GREENSBORO, N.C. — The rain came in fast across Greensboro and left just as quickly. But more is expected into next week.
Two months-worth of rain hit the City of Greensboro in a five hour span Wednesday night. Some of the areas most affected were neighborhoods like Lindley Park, West Friendly, Latham Park, and Revolution Mill.
A flash flood warning went into effect for Guilford County around 8 p.m. and ended around 10 p.m. Within that short time, Greensboro Police say "numerous" water rescues happened around the city.
Buffalo Creek reached a record flood stage level near 18 feet. That’s higher than last year during Hurricane Florence or anything else since the flood station was installed in 1998.
With all the major flash flooding we saw, we want to know if anything can be done to help the city's flooding problem. The quick answer: no. There's nothing they can do to solve the problem. But the City says it's not because they haven't tried.
"In a rain event like we had last night, there's really not much that can be done, not from an engineering perspective or otherwise." said David Phlegar, Stormwater Management Manager for the City of Greensboro. "It was a really bad storm."
The City says it's just low lying areas with streams or creeks running through and that they maintain storm drains nearly every day to prevent clogs. With heavy rains like last night's, the water in these low-lying areas has no where to go.
"That amount of rain water coming to this area, no matter what obstruction is right here, it's going to flood the area ," Phlegar added.
Another area that's seen a fair share of flooding and losses are the residents of Pinecroft Place Apartments. Flooding kept them from entering and leaving their homes for hours in early July. Last year, the city condemned 32 units at Pinecroft Place Apartments after flooding from Hurricane Florence. The same units condemned in 2003.
One resident, Zach Price, says last night was worse than the flooding in July.
"Water [got] into engines of cars," he shared. "[It] was worse this time and this is the second time in two weeks."
Don Sheffield, Chief Building Inspector for the City of Greensboro says the complex has submitted proposals for a flood wall to help.
"The problem is if they build a flood wall, they make units inaccessible for handicap people," said Sheffield.

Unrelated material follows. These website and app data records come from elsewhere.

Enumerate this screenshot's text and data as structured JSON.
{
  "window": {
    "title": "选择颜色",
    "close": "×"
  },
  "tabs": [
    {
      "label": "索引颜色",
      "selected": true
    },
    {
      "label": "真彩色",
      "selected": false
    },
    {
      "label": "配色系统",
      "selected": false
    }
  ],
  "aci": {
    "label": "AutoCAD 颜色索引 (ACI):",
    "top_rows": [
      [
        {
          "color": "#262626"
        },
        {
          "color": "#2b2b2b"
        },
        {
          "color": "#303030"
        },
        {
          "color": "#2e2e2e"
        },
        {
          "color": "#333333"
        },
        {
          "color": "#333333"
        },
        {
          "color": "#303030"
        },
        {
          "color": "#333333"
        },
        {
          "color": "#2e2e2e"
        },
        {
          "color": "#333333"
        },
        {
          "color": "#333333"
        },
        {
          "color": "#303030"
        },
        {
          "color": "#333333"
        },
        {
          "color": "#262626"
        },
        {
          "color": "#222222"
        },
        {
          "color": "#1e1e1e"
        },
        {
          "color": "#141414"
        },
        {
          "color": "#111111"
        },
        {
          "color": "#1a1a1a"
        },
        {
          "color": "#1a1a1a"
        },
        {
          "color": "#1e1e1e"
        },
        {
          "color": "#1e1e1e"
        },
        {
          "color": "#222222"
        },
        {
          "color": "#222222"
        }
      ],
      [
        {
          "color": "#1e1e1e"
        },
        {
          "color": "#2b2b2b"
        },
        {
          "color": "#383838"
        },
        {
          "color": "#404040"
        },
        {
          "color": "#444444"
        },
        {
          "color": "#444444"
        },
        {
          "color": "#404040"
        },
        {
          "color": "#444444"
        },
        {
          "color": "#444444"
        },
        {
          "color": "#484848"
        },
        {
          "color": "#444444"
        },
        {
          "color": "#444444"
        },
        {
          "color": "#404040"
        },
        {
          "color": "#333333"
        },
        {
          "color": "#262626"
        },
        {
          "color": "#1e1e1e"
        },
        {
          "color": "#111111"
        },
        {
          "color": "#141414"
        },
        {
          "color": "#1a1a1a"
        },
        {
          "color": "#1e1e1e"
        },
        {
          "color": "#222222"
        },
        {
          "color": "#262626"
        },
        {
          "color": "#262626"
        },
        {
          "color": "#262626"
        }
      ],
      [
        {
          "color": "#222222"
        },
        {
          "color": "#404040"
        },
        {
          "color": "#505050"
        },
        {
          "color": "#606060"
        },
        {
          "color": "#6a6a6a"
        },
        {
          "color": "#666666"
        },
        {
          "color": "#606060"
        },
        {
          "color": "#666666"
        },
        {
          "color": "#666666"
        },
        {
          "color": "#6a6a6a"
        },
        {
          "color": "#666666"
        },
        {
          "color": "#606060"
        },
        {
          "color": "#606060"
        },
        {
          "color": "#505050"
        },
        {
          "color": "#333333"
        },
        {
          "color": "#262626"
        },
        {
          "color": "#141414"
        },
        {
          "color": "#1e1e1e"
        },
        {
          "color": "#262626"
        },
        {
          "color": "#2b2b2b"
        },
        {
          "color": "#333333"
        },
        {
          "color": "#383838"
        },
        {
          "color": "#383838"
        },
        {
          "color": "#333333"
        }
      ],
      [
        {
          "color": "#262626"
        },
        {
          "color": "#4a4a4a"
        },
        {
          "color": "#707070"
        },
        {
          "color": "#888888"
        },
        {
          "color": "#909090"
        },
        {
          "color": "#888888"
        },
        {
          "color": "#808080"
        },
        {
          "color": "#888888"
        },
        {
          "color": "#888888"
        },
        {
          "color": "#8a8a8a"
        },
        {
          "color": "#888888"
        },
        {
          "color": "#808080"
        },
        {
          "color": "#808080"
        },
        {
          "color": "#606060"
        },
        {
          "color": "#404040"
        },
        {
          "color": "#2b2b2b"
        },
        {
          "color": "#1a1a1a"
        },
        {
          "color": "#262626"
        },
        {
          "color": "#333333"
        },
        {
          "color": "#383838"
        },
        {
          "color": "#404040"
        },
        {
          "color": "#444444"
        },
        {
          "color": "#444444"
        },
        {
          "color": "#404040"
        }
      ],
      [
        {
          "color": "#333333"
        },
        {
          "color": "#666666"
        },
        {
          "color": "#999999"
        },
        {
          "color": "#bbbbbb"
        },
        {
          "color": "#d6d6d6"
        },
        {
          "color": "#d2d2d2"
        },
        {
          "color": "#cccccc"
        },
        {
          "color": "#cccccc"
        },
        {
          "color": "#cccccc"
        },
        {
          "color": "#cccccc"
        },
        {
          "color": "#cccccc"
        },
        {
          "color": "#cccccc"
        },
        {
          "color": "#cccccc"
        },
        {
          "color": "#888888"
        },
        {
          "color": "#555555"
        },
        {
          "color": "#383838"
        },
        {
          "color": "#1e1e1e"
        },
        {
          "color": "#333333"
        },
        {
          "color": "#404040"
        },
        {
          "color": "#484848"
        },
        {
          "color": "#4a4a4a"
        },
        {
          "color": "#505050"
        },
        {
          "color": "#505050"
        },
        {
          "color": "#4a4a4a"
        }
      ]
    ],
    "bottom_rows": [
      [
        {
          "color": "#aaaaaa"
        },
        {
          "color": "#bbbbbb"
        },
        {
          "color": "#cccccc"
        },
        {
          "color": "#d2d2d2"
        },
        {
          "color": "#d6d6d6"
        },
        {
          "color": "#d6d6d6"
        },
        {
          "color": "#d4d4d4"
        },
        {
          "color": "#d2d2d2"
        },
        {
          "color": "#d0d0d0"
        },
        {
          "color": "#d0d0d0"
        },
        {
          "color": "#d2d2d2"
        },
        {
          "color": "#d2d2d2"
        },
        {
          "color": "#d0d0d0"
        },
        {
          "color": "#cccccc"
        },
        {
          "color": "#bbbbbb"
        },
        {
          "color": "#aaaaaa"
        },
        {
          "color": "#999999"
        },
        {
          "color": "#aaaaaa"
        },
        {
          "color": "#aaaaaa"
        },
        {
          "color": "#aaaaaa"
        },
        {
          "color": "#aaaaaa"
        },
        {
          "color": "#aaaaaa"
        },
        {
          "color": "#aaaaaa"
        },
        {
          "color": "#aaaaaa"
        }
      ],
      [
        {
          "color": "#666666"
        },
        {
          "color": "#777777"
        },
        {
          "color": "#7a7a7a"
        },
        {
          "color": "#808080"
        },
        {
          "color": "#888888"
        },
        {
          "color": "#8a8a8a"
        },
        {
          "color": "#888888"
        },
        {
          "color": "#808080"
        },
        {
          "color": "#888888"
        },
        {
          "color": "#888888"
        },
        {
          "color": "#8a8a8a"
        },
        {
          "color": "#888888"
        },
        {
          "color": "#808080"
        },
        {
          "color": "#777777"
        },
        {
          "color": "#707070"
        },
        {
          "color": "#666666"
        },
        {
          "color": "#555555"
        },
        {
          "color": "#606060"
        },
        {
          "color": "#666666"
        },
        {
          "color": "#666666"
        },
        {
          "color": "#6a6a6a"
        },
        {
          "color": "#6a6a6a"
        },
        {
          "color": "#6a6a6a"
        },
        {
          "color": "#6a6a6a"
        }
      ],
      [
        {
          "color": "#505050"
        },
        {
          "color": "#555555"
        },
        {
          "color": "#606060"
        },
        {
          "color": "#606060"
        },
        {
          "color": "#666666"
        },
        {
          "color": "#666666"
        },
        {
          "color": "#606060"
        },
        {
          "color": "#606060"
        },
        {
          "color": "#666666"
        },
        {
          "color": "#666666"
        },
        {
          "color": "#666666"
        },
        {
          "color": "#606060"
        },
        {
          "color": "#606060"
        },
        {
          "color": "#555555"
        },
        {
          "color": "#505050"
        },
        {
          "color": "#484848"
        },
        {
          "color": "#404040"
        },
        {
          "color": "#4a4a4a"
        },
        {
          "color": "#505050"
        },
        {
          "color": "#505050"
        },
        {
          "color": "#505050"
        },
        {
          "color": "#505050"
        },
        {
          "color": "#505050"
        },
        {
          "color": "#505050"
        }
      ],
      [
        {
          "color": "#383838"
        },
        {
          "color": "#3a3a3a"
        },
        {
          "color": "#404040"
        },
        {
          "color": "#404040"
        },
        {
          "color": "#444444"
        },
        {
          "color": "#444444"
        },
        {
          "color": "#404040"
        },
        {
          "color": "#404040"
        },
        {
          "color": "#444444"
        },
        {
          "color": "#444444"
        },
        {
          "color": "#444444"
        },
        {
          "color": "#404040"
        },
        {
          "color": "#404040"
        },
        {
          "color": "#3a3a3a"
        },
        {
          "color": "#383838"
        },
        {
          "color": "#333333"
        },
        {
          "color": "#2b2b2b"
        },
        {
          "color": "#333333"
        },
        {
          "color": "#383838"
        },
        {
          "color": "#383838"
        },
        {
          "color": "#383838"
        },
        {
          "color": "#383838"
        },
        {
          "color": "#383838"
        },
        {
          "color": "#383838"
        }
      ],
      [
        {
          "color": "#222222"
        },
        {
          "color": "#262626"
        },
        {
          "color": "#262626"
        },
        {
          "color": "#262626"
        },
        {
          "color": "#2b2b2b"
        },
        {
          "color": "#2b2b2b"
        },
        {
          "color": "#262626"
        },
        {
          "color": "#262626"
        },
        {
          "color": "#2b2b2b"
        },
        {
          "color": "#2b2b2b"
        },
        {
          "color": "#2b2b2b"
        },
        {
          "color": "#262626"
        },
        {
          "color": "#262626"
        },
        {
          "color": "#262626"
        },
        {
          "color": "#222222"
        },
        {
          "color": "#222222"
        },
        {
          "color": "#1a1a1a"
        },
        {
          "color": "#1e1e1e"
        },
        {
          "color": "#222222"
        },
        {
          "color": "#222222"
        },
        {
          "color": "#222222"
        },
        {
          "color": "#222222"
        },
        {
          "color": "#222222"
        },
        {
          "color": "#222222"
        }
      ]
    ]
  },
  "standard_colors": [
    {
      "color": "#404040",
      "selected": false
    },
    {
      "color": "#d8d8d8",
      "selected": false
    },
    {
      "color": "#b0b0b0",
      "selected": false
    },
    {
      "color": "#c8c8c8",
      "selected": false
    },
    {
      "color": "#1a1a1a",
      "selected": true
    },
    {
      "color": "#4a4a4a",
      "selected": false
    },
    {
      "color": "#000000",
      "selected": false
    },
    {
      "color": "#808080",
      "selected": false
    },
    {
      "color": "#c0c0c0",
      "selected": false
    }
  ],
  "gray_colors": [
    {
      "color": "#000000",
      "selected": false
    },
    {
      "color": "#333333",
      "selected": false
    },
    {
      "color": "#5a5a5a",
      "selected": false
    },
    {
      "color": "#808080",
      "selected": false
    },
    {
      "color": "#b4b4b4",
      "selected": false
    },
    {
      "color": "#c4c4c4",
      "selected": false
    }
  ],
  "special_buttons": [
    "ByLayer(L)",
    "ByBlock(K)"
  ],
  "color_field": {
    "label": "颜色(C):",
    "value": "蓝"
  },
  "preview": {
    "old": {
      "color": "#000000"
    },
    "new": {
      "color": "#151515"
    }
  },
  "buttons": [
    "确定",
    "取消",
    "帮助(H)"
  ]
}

This is a developing story as we look for answers from experts on what are some of the options the City has, but hasn't been able to achieve.